Exercise instructions ::
Every line below that holds the string "Insert" should be copied out.
-- Records for processing follows --
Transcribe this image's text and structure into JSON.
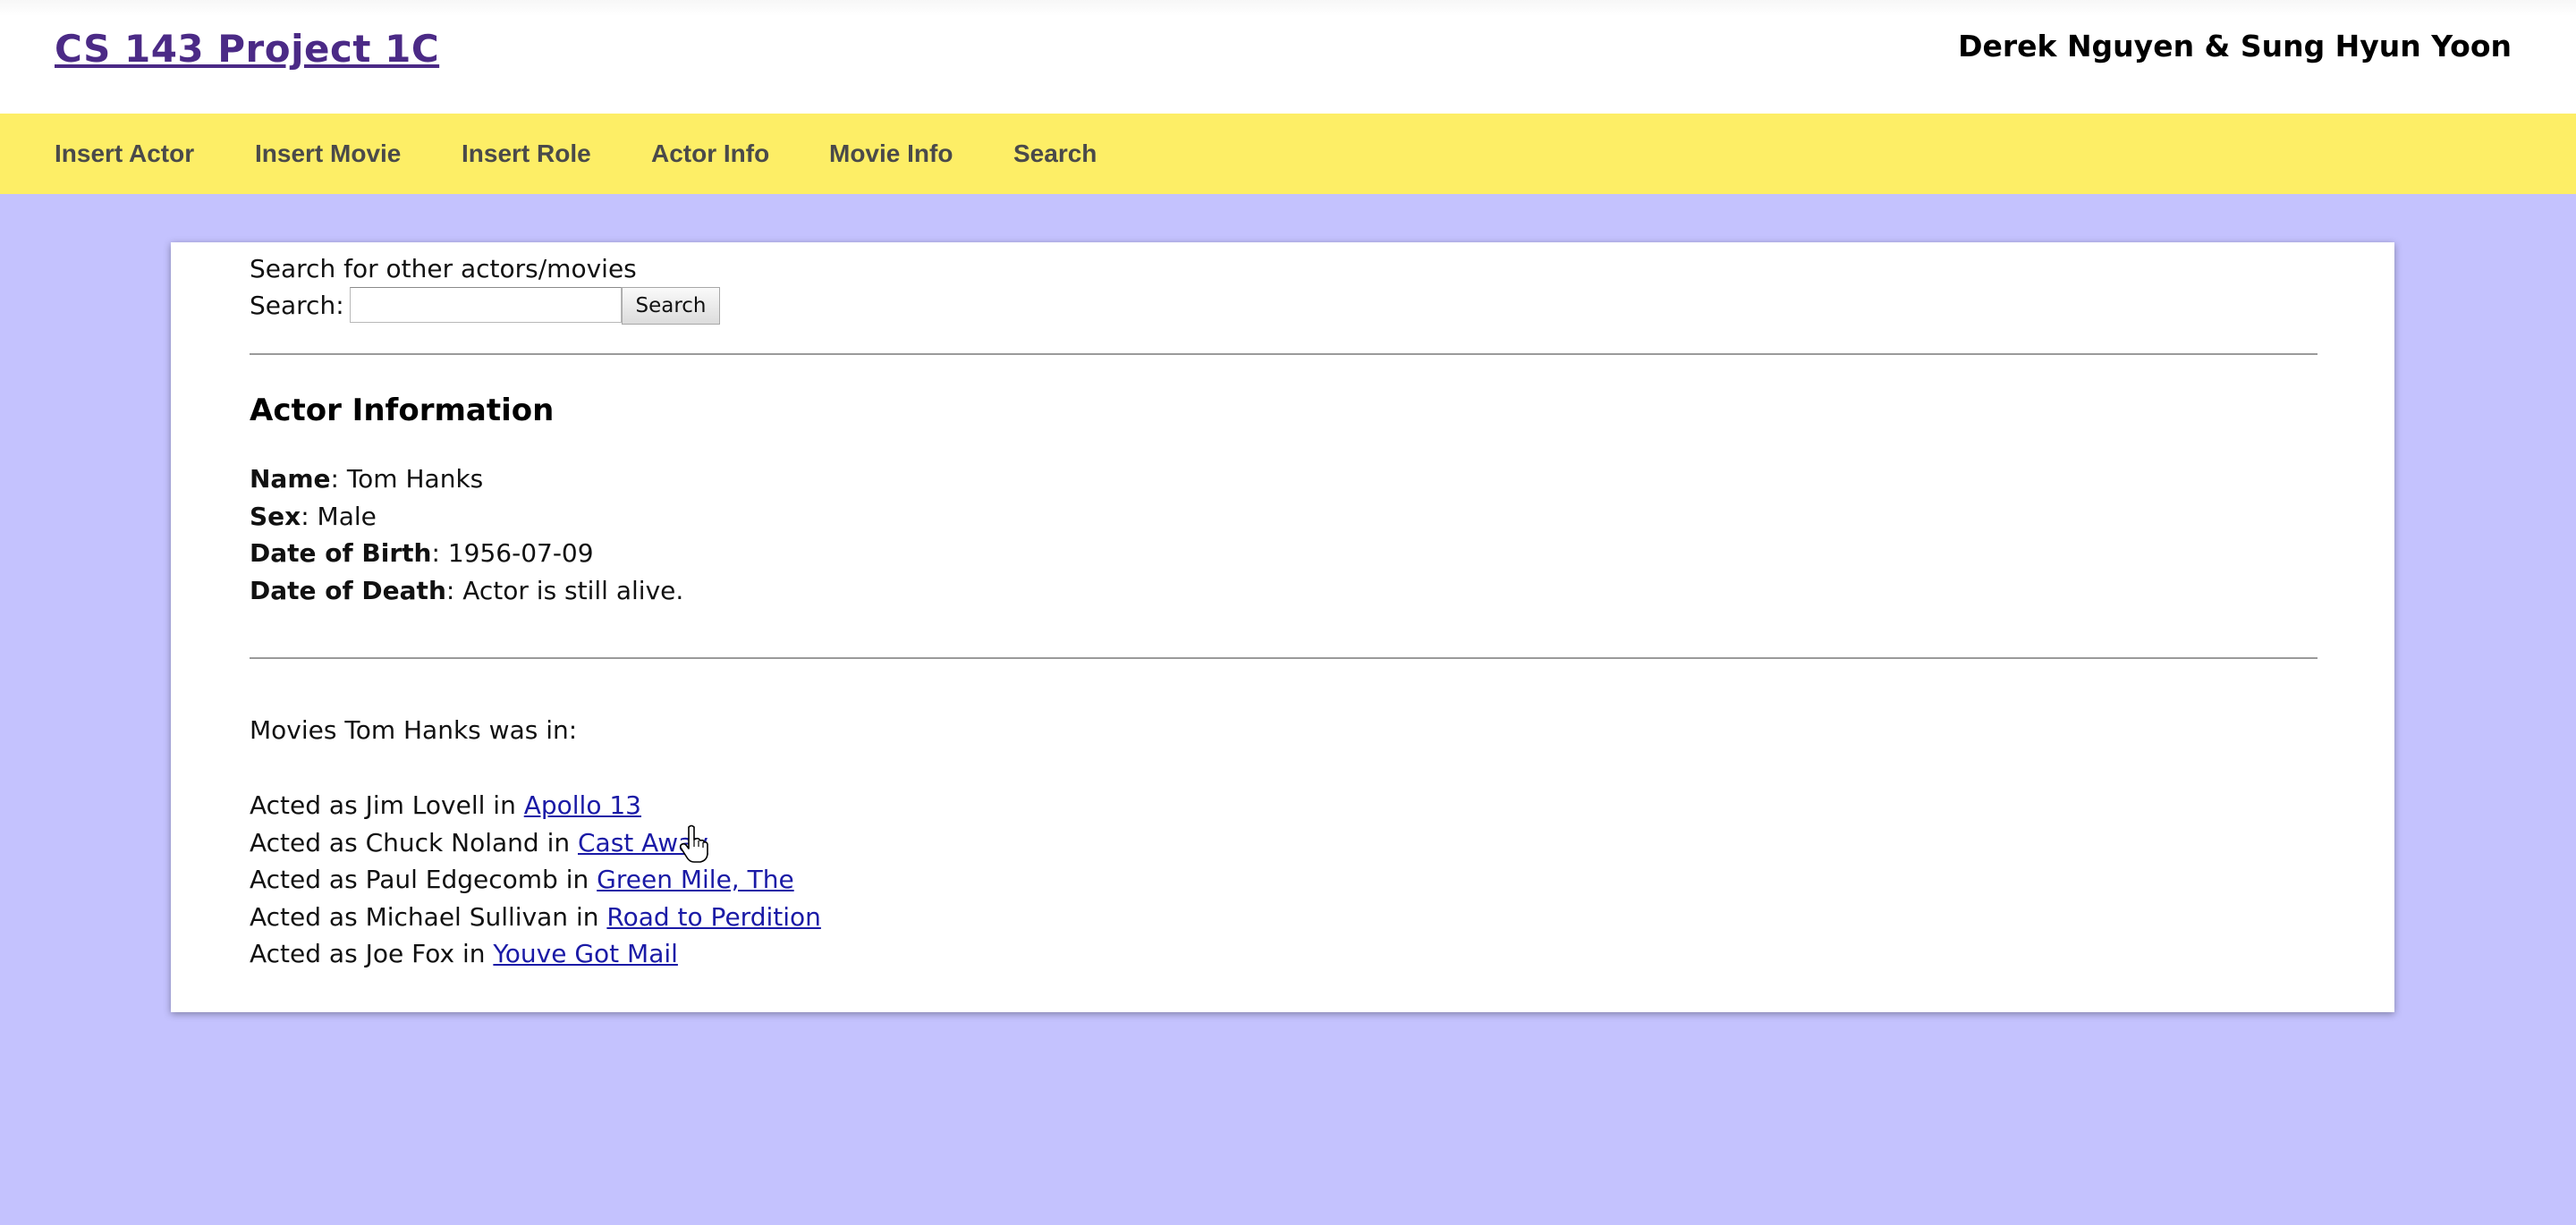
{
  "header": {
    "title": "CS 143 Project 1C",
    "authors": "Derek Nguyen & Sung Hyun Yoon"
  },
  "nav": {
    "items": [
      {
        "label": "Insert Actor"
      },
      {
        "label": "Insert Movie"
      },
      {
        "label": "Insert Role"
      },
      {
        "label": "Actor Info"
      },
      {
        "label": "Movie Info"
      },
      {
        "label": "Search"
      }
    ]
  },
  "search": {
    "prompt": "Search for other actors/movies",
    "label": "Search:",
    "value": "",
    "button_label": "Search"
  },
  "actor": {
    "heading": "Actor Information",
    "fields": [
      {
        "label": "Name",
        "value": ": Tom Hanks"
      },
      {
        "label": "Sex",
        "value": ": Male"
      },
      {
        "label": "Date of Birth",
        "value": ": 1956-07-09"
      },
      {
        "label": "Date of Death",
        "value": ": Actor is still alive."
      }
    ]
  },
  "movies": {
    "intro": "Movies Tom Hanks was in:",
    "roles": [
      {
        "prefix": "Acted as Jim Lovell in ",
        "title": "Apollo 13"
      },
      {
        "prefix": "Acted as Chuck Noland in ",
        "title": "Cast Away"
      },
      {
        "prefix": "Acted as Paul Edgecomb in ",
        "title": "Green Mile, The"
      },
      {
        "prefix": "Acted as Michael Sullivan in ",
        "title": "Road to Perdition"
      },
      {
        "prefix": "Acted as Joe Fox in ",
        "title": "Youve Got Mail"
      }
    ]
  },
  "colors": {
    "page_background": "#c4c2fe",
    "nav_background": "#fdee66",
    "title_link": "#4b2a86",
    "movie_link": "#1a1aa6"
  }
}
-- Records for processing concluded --
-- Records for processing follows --
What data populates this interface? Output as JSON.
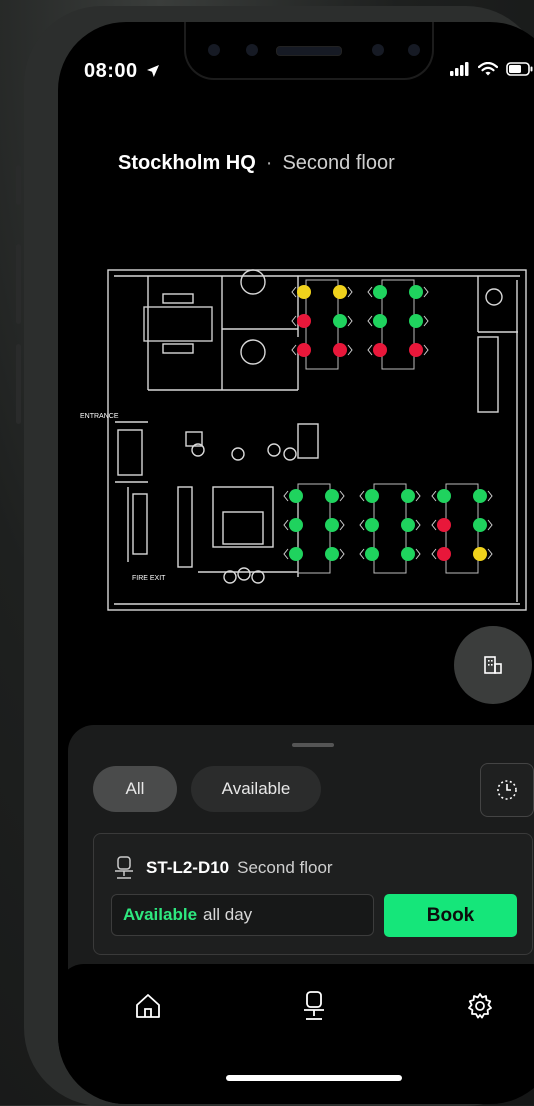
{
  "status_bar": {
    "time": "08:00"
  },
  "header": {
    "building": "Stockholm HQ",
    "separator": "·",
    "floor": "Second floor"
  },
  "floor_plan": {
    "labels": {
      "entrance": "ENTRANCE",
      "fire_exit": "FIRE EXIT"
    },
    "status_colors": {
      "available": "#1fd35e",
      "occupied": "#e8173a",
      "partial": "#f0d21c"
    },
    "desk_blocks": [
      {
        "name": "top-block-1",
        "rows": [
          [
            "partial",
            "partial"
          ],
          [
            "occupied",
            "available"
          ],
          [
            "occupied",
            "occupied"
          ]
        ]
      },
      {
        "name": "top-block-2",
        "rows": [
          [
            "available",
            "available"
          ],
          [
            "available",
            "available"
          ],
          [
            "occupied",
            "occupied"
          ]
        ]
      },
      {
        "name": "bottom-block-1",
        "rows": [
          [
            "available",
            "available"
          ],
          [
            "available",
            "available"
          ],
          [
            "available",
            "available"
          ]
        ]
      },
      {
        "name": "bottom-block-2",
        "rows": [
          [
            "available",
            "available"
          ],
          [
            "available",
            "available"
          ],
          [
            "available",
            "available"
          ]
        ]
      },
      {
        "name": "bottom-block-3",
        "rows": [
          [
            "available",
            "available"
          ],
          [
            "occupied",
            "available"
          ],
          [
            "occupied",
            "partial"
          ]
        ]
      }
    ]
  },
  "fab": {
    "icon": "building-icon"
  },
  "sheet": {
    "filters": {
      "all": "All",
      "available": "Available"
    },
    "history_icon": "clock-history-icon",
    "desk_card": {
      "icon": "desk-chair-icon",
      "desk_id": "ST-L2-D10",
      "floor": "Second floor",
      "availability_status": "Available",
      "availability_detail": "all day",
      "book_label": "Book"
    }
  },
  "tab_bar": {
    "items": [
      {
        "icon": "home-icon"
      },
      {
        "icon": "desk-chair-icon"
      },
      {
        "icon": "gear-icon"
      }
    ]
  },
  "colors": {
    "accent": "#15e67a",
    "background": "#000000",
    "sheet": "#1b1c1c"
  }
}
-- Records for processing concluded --
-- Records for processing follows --
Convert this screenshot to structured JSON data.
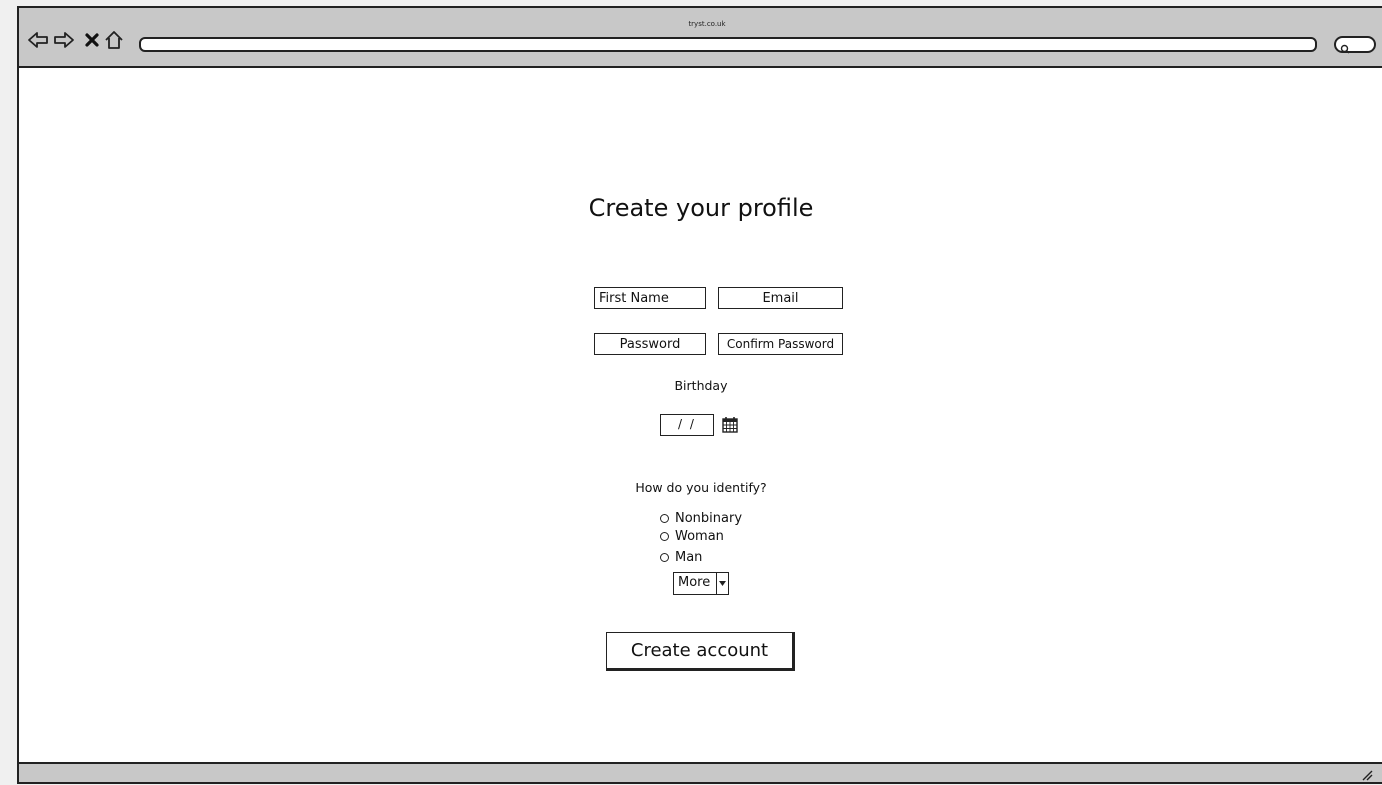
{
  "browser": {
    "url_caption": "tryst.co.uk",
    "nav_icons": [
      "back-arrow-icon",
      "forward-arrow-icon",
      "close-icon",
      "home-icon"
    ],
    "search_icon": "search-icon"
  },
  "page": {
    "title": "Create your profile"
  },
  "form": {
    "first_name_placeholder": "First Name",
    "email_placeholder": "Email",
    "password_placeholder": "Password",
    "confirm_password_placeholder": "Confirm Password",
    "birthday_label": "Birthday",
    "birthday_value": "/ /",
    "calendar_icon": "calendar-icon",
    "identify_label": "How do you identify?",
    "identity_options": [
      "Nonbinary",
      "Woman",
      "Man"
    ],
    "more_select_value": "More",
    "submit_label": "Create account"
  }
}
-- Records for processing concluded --
Task output ::
        "label": "Insert Actor"
        "label": "Insert Movie"
        "label": "Insert Role"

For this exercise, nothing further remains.